“The other important aspect is physical upkeep. If you look at the astronauts in space, they find ways to keep their muscle strength intact. They do resistance training. In space, there is no gravity, so there is scope for muscle atrophy. At home too, we can do resistance training using resistance bands and/or our own bodyweight exercises – push-ups, lunges, sit-ups, pull-ups, all those things don’t need any equipment.
"With these activities, it not only builds you up physically, it also keeps you fresh and strong mentally. When you feel strong, your self-esteem won’t go down. When I say self-esteem, it’s the way you value and see yourself – in other words, self-efficacy. You may start falling in your estimation of yourself because you feel you have not practiced or done anything productive. Doubts and fears can creep in, and the confidence level may go down because you don’t see yourself as game-ready. To prevent that, if you follow some kind of routine physically and mentally, you know you are doing something. That will help retain self-image and maintain confidence.”
Given the reluctance in India, particularly, to seek out mind coaches, it’s no surprise that Somasundar has hardly been approached for assistance/support in the last two weeks. Even though he is not practicing privately as a mental game coach because of his role at the NCA, Somasundar reveals that he has been contemplating throwing open a free channel of communication so that people know there is an avenue available for guidance should they feel the need.
“I am sure there will be many sportspersons in other parts of the world who would have reached out (to mind coaches). But in India, the mental aspect of the game is perceived to be a taboo. There is a fear that they might be bracketed as weak in the mind, so they don’t want to open up. I am thinking of coming up with a medium where I can make myself available. The advantage is that you can work on the mind remotely. Then again, it’s not something you can push on to people, it can only be a pull. You can open up a channel; if people are keen, they can hop on to it.”
Somasundar also warns against trying to overreach physically in the immediacy of a return to the normalcy of the practice-play routine.

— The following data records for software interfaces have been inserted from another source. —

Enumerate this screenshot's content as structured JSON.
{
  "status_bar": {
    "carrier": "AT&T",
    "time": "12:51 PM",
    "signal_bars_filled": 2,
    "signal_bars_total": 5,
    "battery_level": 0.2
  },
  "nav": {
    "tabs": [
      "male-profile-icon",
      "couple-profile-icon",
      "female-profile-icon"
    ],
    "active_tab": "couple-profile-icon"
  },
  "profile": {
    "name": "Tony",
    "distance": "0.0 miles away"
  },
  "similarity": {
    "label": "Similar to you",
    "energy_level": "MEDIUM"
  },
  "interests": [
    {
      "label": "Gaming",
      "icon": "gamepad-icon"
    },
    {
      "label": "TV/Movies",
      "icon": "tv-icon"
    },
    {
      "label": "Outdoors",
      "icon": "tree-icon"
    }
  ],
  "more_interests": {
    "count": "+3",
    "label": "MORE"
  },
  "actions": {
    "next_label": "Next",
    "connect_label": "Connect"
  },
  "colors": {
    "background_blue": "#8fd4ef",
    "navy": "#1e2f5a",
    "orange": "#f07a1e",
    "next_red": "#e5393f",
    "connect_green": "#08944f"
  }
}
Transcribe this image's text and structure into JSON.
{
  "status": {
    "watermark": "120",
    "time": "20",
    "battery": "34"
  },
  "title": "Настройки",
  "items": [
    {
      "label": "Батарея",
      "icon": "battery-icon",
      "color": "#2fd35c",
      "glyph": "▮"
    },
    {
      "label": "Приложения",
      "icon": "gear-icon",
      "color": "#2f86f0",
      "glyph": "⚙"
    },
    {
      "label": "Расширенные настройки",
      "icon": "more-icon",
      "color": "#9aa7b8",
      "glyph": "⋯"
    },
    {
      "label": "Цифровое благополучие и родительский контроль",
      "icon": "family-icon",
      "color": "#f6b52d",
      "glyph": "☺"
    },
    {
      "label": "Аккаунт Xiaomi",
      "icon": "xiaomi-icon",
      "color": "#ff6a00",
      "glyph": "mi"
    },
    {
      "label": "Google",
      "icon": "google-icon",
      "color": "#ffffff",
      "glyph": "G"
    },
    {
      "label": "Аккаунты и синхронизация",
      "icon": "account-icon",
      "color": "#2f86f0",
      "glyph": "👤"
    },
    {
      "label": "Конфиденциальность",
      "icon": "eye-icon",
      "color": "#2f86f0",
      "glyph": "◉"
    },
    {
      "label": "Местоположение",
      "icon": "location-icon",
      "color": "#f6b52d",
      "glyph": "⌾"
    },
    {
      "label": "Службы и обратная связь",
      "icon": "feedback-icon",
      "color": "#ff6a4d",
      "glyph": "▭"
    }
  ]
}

“If you have not kept physically fit,” he points out, “injuries can sprout if you push yourself too hard and want to do the same things that you could do when you were in constant touch with the sport. It is about managing oneself. We often talk about peaking. On a match-day, for example, you reach the (cricket) ground before 8 am for a 9.30 am start. You know exactly when to start your warm-ups and when to end them so that your warm-up is at the right level. You are not too warmed-up and you are not too cold. That is difficult now, due to the uncertainty in the resumption of normalcy. Therefore you need to maintain at least some momentum so that when the time comes, you are not found wanting. One needs to be really motivated to find ways of being in the game, find ways of preparation.”
As things stand, a return to competitive sport is a long way away. All one can do in the interim is wait, accept, adapt and prepare, knowing that assistance and guidance are just a click of the mouse away.
Updated Date: Apr 06, 2020 13:21:32 IST